In 1922, the newly-developed Kodachrome color film was being adapted to motion picture cameras. It wouldn't be ready for prime time until 13 years later, when the film Becky Sharp was made using the process; but it was sufficiently developed for testing. Some of the test footage survived, and has now been released.
According to Kodak's 'A Thousand Words' blog:
I learned that the flicker that you will see is a result of two different things. First, early cameras were hand cranked, or hand wound, to feed the film through. This could result in slight variations in speed. Second, there could be uneven densities in the film itself because of its age. These two physical characteristics combine to produce the "flicker" that you see. There are digital enhancements that can be made to address this but we thought it better to keep this in its original form.
I wonder, who were the ladies in this test? Were they Kodak employees? What kind of lives did they lead? Those questions are lost to the ages.
So without further adieu, here from 1922, a full 7 years before the first Academy Award ceremony, is some of the earliest color motion pictures that you will ever see.
That was kind of like time travel wasn't it? What did you think?
UPDATE March 11, 2010: This just in from friend and fellow film geek Mike C. more information on this piece of footage from a Silent Film Festival site. Well done!
"In these newly preserved tests, made in 1922 at the Paragon Studios in Fort Lee, New Jersey, actress Mae Murray appears almost translucent, her flesh a pale white that is reminiscent of perfectly sculpted marble, enhanced with touches of color to her lips, eyes, and hair. She is joined by actress Hope Hampton modeling costumes from The Light in the Dark (1922), which contained the first commercial use of Two-Color Kodachrome in a feature film. Ziegfeld Follies actress Mary Eaton and an unidentified woman and child also appear.
George Eastman House is the repository for many of the early tests made by the Eastman Kodak Company of their various motion picture film stocks and color processes. The Two-Color Kodachrome Process was an attempt to bring natural lifelike colors to the screen through the photochemical method in a subtractive color system. First tests on the Two-Color Kodachrome Process were begun in late 1914. Shot with a dual-lens camera, the process recorded filtered images on black/white negative stock, then made black/white separation positives. The final prints were actually produced by bleaching and tanning a double-coated duplicate negative (made from the positive separations), then dyeing the emulsion green/blue on one side and red on the other. Combined they created a rather ethereal palette of hues."
There's more at the link.

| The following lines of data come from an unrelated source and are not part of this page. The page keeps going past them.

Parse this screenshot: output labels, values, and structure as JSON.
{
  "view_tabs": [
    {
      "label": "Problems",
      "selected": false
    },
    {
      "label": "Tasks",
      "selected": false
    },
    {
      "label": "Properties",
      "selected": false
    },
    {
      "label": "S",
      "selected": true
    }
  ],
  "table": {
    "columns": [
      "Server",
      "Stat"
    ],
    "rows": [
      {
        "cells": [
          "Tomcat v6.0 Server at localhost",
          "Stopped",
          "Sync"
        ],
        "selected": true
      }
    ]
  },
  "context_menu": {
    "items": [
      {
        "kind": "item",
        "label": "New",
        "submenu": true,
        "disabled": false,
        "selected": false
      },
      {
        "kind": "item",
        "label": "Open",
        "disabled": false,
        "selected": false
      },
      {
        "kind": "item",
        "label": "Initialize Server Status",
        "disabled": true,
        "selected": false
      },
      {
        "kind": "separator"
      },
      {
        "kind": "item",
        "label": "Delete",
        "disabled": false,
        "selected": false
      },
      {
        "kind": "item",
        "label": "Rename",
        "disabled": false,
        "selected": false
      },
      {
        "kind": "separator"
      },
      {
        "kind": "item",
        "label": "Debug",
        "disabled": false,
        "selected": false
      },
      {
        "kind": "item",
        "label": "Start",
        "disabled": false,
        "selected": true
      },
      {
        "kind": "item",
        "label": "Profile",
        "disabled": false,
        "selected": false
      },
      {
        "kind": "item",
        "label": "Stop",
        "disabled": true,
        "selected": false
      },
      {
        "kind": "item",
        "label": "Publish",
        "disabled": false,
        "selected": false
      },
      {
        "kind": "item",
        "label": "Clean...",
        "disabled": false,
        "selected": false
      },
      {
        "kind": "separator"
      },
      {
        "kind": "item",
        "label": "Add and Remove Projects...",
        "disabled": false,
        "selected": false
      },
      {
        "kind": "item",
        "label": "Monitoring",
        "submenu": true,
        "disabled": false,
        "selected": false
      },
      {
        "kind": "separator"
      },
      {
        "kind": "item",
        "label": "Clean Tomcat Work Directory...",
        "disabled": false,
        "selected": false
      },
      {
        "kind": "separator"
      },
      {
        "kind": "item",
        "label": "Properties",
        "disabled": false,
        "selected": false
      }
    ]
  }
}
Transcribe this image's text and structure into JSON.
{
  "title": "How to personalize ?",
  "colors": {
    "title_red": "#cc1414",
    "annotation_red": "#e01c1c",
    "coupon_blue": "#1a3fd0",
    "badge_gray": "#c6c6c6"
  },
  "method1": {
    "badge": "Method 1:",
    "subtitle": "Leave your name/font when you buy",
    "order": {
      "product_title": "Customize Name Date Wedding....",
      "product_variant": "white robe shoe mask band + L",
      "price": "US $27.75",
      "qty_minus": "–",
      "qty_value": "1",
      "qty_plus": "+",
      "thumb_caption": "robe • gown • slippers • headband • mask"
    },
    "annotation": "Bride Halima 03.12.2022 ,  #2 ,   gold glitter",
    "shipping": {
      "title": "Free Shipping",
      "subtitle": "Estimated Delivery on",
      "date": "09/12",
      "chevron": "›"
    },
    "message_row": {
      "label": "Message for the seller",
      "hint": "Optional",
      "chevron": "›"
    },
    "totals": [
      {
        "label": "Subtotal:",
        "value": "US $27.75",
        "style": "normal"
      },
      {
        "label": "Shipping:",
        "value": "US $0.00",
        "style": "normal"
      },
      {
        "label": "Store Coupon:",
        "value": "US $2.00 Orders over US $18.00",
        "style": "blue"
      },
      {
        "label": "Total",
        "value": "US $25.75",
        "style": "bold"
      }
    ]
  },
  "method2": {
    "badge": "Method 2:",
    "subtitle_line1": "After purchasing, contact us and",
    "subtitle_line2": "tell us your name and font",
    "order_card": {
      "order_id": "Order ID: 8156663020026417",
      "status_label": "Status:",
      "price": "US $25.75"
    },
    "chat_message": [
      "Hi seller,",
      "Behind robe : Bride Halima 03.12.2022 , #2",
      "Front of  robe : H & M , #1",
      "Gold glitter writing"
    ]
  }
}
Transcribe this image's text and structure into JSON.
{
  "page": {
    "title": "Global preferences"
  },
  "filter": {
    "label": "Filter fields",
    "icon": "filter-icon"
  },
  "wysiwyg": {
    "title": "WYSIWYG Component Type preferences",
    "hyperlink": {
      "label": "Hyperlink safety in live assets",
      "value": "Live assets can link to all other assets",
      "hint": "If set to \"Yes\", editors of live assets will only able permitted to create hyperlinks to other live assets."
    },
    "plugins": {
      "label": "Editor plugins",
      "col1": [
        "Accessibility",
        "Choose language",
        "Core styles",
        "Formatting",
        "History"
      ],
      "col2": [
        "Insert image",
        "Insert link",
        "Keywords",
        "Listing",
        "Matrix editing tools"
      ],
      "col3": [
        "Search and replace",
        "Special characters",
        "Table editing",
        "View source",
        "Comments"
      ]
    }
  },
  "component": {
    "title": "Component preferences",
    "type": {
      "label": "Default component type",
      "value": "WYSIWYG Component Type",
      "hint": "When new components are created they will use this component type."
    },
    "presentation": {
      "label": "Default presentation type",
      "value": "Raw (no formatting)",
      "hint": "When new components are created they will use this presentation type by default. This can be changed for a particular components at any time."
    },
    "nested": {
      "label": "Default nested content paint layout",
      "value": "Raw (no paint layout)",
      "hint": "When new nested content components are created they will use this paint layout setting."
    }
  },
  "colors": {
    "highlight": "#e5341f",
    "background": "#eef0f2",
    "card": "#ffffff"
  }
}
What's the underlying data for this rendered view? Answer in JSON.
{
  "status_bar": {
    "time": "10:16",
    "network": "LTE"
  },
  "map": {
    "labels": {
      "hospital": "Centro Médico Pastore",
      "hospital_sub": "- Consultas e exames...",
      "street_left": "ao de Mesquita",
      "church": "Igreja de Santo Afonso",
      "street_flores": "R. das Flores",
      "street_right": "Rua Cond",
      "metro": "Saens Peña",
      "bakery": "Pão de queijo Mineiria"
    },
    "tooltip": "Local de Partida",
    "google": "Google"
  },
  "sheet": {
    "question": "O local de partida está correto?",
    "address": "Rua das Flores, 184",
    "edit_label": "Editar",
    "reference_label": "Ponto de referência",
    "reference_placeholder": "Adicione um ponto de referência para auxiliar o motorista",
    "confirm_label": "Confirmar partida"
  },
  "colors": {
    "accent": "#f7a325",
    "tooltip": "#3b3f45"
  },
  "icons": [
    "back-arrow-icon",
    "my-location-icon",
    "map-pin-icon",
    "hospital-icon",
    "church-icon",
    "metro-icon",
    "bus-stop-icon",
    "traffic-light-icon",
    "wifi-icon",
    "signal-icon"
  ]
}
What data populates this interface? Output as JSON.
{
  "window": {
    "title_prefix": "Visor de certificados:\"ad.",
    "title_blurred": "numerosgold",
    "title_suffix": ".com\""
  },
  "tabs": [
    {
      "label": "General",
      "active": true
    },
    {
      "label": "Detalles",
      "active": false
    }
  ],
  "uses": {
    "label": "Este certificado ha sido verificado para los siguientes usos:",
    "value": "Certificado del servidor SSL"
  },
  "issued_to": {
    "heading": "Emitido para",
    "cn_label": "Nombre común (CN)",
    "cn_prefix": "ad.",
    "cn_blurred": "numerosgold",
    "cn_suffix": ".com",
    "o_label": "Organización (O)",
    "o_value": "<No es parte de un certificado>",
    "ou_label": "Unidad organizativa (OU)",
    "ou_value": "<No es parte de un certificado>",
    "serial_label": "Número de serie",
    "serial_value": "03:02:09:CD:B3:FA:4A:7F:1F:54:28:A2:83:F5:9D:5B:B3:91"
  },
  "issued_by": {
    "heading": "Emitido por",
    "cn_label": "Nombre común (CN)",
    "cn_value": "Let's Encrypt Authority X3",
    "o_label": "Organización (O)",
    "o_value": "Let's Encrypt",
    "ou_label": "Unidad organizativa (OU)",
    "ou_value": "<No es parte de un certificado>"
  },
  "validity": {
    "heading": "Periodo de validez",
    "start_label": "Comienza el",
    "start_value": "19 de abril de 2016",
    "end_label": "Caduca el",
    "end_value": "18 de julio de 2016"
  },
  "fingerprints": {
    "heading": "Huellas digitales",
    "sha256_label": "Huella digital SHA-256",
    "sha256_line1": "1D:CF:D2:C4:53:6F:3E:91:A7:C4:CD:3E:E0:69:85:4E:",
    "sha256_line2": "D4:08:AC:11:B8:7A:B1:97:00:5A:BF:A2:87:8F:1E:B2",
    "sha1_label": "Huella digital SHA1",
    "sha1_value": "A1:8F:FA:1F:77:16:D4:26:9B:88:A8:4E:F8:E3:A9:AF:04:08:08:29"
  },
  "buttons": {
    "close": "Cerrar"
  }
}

I find that film clip fascinating. It's amazing to think that we're looking at young women, now long dead, but then in the prime of their lives. I wonder if they thought, back then, that people as yet unborn would be looking at them in color, and wondering what their lives were like?